Video justice threatens defendants’ rights and undermines trust in the justice system, according to a report from a national charity that urged the government to delay further expansion until research has assessed its impact.
The research from Transform Justice found that appearing via videolink disadvantaged defendants, particularly those with disabilities or learning difficulties and those who do not speak English as a first language.
The report, Defendants on video – conveyor belt justice or a revolution in access? found that 58% of respondents thought appearing on video made it more difficult for defendants to understand what was going on or participate in hearings.
Seventy per cent said it was difficult to recognise whether someone on video had a disability and 74% said that those without legal representation were disadvantaged by appearing on video.
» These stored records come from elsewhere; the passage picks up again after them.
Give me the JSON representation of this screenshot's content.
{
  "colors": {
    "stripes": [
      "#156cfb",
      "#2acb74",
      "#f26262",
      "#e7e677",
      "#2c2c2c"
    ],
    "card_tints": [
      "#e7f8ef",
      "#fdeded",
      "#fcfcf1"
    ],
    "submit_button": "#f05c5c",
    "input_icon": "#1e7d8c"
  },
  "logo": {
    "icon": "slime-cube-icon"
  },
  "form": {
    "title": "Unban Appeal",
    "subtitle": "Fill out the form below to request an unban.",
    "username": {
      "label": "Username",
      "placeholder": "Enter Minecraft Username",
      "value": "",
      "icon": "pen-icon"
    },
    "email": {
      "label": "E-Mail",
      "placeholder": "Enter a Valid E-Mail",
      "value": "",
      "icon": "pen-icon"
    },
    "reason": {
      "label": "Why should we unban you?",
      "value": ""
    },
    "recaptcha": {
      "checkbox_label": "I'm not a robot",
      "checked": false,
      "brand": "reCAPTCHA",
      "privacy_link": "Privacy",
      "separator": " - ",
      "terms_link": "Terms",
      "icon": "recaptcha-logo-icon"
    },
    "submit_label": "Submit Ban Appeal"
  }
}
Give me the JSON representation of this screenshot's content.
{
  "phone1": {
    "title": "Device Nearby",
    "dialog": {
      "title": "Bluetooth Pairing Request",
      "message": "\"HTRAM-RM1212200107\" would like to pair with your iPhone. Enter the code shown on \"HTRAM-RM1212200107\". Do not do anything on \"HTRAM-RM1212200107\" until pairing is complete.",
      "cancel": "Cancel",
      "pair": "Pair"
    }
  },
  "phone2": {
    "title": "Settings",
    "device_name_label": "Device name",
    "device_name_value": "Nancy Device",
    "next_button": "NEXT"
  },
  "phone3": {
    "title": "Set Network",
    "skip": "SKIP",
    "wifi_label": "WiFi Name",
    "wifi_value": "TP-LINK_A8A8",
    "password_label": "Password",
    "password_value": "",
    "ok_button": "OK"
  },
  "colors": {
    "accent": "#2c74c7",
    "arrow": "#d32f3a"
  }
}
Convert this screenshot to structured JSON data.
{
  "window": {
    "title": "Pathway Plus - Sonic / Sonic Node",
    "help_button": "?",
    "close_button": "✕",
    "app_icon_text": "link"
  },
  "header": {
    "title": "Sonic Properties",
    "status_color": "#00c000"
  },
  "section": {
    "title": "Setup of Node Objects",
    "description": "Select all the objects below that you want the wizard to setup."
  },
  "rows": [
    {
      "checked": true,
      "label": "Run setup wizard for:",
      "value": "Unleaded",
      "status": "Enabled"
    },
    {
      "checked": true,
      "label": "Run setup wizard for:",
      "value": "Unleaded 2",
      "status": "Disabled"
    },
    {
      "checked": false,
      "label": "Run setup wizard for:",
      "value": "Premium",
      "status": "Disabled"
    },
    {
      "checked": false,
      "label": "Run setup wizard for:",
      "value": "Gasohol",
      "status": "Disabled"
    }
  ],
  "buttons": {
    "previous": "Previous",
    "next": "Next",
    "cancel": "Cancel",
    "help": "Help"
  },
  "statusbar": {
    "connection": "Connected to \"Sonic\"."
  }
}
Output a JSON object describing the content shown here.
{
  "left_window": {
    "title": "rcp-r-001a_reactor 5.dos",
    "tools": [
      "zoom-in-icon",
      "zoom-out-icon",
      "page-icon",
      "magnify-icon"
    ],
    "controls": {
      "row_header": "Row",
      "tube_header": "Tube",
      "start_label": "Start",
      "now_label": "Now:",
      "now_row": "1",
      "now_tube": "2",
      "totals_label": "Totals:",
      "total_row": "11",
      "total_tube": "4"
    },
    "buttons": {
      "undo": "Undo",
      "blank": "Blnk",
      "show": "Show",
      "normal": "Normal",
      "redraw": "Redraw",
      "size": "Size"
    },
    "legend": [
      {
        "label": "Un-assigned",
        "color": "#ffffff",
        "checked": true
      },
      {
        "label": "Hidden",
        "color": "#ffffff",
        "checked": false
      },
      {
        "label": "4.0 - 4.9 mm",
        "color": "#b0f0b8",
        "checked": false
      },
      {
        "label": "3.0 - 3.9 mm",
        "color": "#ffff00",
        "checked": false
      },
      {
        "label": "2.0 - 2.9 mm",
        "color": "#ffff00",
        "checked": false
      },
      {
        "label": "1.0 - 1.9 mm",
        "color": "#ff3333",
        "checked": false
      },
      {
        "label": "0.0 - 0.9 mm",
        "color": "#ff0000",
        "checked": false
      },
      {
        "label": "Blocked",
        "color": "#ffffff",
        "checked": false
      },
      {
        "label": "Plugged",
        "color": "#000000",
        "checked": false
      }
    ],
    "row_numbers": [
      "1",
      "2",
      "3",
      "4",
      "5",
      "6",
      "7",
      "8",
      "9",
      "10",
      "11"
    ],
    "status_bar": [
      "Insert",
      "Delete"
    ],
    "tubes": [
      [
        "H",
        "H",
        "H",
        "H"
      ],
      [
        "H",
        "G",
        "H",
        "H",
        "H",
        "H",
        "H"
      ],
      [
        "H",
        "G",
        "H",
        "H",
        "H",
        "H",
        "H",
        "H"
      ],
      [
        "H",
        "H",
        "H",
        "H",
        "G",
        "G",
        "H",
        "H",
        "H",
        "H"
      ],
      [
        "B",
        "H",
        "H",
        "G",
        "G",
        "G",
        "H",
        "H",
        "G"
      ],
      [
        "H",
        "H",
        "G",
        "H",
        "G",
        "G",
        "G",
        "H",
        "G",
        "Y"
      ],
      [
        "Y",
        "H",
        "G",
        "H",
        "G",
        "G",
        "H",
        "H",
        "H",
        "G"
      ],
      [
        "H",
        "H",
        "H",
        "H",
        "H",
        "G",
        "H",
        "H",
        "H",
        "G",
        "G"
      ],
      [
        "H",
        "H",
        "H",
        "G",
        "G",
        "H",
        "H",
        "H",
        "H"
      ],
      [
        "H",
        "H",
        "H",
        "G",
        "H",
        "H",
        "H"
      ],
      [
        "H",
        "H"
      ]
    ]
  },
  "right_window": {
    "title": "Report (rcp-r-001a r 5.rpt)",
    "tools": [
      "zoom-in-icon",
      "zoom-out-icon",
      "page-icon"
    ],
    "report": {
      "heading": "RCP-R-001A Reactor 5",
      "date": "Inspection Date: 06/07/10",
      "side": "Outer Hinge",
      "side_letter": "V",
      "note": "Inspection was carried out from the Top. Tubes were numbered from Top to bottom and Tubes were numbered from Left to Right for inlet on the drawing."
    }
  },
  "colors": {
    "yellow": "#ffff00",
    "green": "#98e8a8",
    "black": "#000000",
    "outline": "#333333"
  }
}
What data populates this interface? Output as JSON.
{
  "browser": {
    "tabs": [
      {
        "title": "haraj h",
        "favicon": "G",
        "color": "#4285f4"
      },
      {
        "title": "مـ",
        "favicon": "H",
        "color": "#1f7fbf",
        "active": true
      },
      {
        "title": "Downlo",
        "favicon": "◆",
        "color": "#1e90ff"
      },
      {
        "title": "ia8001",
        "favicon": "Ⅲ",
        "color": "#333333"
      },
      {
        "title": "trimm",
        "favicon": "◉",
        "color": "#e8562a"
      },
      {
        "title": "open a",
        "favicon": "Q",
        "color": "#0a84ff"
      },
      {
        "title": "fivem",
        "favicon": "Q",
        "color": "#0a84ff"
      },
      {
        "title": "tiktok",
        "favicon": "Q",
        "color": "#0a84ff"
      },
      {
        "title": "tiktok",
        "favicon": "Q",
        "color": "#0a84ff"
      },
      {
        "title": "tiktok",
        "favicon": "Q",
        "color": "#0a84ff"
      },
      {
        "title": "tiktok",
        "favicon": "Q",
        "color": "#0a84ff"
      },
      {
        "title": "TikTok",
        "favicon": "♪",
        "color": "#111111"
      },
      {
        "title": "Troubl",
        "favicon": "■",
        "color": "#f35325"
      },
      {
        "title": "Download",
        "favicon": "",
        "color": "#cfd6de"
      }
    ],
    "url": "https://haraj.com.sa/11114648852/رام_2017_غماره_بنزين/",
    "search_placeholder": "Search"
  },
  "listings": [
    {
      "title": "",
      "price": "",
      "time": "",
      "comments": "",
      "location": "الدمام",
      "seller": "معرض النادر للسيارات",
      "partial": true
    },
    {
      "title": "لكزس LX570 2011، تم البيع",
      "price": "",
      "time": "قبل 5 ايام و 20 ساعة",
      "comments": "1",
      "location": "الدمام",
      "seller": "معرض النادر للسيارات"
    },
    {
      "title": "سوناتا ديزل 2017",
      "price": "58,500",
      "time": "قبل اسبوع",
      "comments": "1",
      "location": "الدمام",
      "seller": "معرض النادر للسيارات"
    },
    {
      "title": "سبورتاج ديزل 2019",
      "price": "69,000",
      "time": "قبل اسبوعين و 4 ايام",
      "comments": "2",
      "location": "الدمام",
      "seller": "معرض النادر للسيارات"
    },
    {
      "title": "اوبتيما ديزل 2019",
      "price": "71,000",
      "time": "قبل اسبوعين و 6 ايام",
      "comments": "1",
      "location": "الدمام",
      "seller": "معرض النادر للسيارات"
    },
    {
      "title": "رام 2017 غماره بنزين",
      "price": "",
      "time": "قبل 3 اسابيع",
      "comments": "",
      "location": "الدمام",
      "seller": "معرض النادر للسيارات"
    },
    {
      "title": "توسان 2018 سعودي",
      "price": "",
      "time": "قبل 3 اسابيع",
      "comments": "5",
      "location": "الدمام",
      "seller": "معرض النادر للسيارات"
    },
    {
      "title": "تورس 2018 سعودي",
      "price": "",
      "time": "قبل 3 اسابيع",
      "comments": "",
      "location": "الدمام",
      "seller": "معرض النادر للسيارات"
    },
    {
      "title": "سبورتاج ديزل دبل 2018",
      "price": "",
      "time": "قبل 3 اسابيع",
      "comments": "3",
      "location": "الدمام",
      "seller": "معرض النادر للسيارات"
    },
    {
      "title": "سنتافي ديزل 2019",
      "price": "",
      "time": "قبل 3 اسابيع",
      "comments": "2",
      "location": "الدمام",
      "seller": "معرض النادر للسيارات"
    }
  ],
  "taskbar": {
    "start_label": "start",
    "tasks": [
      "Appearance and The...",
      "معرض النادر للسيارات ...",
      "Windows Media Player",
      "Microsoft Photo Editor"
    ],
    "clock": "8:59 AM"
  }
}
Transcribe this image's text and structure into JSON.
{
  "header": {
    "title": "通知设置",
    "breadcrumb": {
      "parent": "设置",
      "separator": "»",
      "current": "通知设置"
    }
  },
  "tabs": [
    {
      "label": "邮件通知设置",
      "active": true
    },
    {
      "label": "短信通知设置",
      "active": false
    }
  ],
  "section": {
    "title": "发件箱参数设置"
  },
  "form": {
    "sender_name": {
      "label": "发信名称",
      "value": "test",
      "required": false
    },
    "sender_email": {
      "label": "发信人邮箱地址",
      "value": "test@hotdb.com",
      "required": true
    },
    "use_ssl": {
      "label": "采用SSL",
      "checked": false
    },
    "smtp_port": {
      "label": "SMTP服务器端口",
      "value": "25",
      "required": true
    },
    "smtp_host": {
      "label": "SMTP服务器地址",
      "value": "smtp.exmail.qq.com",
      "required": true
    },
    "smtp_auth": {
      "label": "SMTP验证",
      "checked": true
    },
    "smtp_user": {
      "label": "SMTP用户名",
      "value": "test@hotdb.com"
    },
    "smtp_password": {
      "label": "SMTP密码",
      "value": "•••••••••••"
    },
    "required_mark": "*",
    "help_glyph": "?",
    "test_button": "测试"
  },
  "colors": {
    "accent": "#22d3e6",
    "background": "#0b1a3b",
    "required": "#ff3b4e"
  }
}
Transform Justice called for a halt to the expansion of videolink hearings until research has assessed its impact on juries, judges and defendants.
Its director, Penelope Gibbs, said: ‘Our report sounds a warning bell. If video justice disadvantages disabled people and risks undermining trust in the justice system, is it worth forging ahead with trial by Skype?’
A Ministry of Justice spokesperson said: ‘We know video hearings reduce court time, improve public safety and save money for the tax-payer. Videolink technology is used to make the court process easier for vulnerable victims and witnesses.’